Capitalism played a role but effective governance was crucial to progress. The economy and government both grew. Public expenditures increased from 10% of the output of the wealthiest nations in 1900 to 60% in 2000 in the highest-spending rich nations. We assume small nations have large governments and rich nations have small governments, but in fact the richest countries expanded their governments the most. Modern growth occurred where, and only where, activist government emerged. [Hacker]

“Perhaps the most important thing that big states started doing was educating their citizens. Modern growth commenced when people rapidly increased their ability to do more with less. They were able to do more because they knew more and they knew more because they were taught more. Technical change, the ideas and innovations that allow people to be more productive—rest on widespread public education.

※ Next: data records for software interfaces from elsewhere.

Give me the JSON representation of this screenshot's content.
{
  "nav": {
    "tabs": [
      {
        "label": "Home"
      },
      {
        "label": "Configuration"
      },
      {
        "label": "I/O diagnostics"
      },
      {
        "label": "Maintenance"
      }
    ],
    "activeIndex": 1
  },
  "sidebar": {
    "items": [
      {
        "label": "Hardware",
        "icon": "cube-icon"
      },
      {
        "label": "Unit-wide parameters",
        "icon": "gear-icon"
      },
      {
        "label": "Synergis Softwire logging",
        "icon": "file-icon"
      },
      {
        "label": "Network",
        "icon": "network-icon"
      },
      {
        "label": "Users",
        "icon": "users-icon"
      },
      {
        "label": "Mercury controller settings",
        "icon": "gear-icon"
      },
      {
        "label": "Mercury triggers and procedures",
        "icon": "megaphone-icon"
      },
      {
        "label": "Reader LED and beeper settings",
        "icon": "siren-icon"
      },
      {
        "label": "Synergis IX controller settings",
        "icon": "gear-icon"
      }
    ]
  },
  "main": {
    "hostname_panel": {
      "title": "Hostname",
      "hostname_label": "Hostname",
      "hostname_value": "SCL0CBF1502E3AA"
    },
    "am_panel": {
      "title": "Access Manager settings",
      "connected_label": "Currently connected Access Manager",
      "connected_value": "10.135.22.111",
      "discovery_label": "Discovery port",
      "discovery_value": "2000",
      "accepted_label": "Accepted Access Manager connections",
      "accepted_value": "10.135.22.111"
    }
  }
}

Indeed, economists have concluded that roughly a third of rising productivity is tied directly to increased education .Infrastructure and fundamental scientific research are the cornerstones for technological innovation. “ [Hacker]

Mixed Economy

American business wasn’t great then shackled by the growth of government rather business grew to greatness with assistance from government forming what is called a ‘mixed economy.” The best example of a mixed economy is MAPS in OKC. MAPS receives proceeds of a one cent sales tax that generates $100 million a year part of which pays for specified capital projects such as the Bricktown ball park and canal. They financed reconstructing the river downtown which has attracted numerous private investments along the river.. Two senior health and wellness centers were built by public money and managed privately. A convention center and streetcar system are under development. [Oklahoman, March 15, 2017]

This public-private partnership, like the transcontinental railroad were subsidized by government then owned and operated privately. The U.S. comingled public and private spending, direct outlays and indirect subsidies, central direction and decentralized implementation. It was enormously active and enormously successful.

[ ] Kennedy, Paul, The Rise and Fall of the Great Powers, ASNY: Random House, 1987, ch.5.

[ ] Hacker, Jacob W, and Paul Pierson, “Making America Great Again: The Case for the Mixed Economy, Foreign Affairs, May/June 2016, 69-90.